We begin this week’s Christmassy edition with an extract of the Gospel according to Morgan:
“And lo, Theresa went unto Brussels, and there was given unto her a deal. But returning to Westminster she found that there was no room for her deal in Parliament. Indeed, there could be found no one willing to take her and her deal in, such that even a (strong and stable) stable would suffice. Then, in the bleak mid-winter, many not-so-wise men saw that Theresa was making the Party look a little donkey and plotted to slay her leadership. But by the grace of 200 votes she was redeemed. Verily a miracle!”
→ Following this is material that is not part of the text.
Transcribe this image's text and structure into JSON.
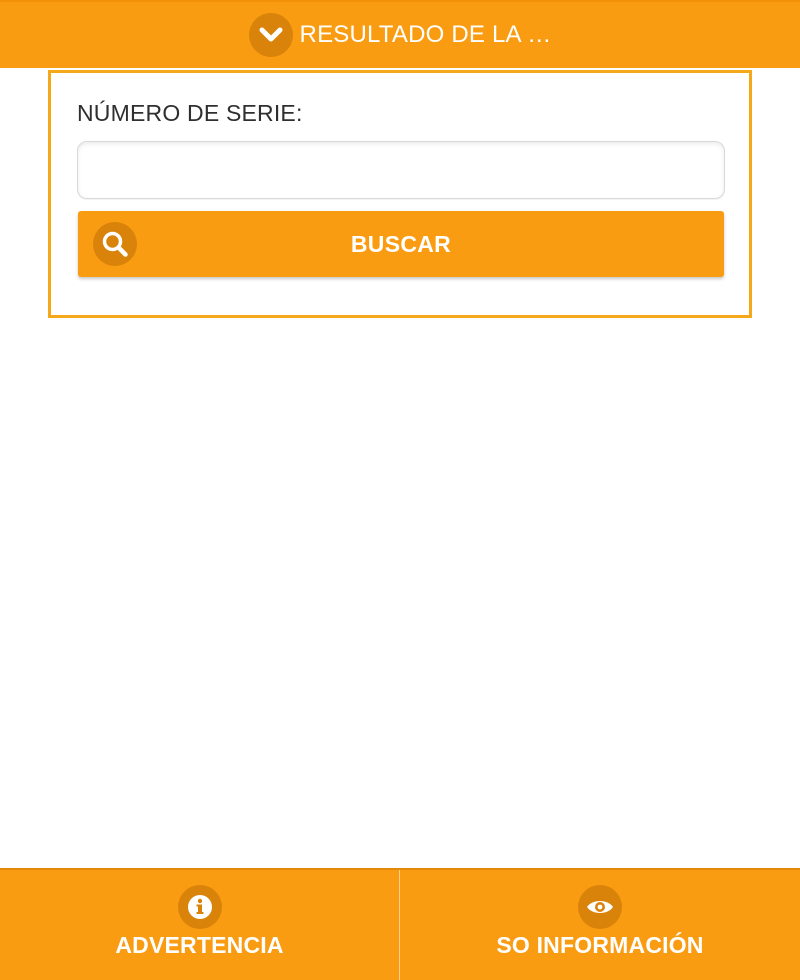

Yes, that’s right, everyone’s favourite pantomime returned with vengeance this week as we nearly saw the PM ousted over her handling of Brexit. As mentioned last week, Mrs May looked set to lose the vote on her Brexit deal scheduled for Tuesday by quite a hefty margin. After a weekend of everybody telling her this, on Monday she cancelled the vote, promising to reschedule it in the new year. The PM was now on very thin ice indeed, with Parliament breathing heavily down her neck either to let them vote (as parliaments do) or to renegotiate with the EU. By Tuesday evening it was becoming clear that some of the angriest were many of her own MPs, with many claiming to have submitted letters of no confidence in her leadership.
Illustration by Rhiannon Powell
You may remember a few weeks ago when P.G. Wodehouse villain, Jacob Rees-Mogg, tried to rally enough dissent to reach the 48 no-confidence letters required to trigger a vote on Mrs May’s party leadership. Back then he failed miserably, this week it was a different story. Early on Wednesday morning Sir Graham Brady, Chairman of the 1922 Committee, informed the PM that 48 letters had been received and that there would be a vote for all Conservative MPs that evening to decide whether she would be allowed to continue as leader of the party and, by extension, as Prime Minister.
Thus, for the duration of Wednesday, Westminster went mental. But fear not – I despairingly watched hours of footage of MPs trying to gather support for either side, ministers rushing to the media village on College Green to wax lyrical about how great the PM is and how terrible too, so you wouldn’t have to. The reason for this madness is that there was more at stake than the career of one Prime Minister. If she won, there would still be deadlock in Parliament over her deal and no guarantee that the EU would be open to alterations on the existing Brexit agreement. If she lost, the Conservatives would have to spend weeks conducting a leadership contest while the countdown to Brexit continued, leading many to believe that a loss for the PM would mean Brexit was either temporarily paused or put on more long-term stasis – possibly resulting in no Brexit at all. Ah now there’s a thought! The BBC even squeezed a special news program into their schedule to bring us the result of the vote – delaying this week’s Apprentice semi-final by a full five minutes! Oh, the horror!
At 9 pm Graham Brady accounted to the nation that we were still suck with the same Prime Minister. She needed the support of just 153 Conservative MPs to stay in power and, in the end, she managed 200 – quite a comfortable victory, but that still leaves 117 of her own MPs who voted to oust her. What swayed it? Possibly her promise that she would not lead the party into the next General Election, meaning that she will stand down at some time before then. She was likely to have scraped a win without making this declaration, but now she has she effectively becomes a lame-duck PM – there’s a sell-by date on her leadership, so to speak.
So, after all this fuss we’re back where we were at the start of the week: May has a deal that Parliament won’t accept, many in her own party despise her, and the EU is repeatedly telling her that they are not open to renegotiating the deal on offer – not many tidings of comfort and joy coming her way this Christmas.
After all that I think I need a mince pie and a large scotch… and I recommend you do the same.